TASK OBJECTIVE.
A complete answer lists every line of the entries below where the string "Normal" appears.

RECORDS TO PROCESS.
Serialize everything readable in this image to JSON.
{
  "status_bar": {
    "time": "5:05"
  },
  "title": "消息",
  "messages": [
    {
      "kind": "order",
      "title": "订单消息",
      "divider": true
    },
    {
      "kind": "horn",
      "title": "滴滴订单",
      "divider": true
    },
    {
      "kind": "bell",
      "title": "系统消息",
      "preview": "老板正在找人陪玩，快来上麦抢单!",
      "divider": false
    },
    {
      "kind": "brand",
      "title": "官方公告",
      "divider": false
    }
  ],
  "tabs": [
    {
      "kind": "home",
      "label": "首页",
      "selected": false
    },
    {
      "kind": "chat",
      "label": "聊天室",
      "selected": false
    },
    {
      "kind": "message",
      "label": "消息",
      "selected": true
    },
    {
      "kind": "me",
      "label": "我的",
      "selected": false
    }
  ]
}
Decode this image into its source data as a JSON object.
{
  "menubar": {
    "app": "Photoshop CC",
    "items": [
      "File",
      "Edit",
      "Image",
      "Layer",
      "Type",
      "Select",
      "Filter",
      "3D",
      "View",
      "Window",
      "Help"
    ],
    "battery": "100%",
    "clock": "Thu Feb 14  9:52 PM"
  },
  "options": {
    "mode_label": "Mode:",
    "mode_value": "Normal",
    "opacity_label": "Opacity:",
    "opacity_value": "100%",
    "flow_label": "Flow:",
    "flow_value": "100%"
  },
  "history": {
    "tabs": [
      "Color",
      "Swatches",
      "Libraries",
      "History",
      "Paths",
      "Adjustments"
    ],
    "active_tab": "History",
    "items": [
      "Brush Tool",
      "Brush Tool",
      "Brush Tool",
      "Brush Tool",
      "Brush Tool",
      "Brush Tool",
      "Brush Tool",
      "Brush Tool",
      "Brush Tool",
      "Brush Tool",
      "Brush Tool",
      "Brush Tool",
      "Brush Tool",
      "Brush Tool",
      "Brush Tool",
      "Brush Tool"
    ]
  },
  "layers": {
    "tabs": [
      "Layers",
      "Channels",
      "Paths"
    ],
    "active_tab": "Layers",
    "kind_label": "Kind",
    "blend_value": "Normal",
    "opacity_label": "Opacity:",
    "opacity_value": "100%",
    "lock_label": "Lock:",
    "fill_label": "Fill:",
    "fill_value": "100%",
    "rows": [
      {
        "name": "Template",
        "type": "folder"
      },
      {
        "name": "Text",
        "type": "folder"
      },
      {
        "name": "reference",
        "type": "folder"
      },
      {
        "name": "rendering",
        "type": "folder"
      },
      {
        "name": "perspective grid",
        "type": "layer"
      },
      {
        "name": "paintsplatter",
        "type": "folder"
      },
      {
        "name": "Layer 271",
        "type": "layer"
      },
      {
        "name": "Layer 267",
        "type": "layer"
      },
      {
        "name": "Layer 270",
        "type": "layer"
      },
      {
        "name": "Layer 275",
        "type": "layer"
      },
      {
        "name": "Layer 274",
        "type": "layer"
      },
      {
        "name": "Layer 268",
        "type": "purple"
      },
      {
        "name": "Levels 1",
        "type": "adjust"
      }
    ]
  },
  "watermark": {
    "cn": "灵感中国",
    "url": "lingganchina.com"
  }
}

ANSWER SECTION.
    "mode_value": "Normal",
    "blend_value": "Normal",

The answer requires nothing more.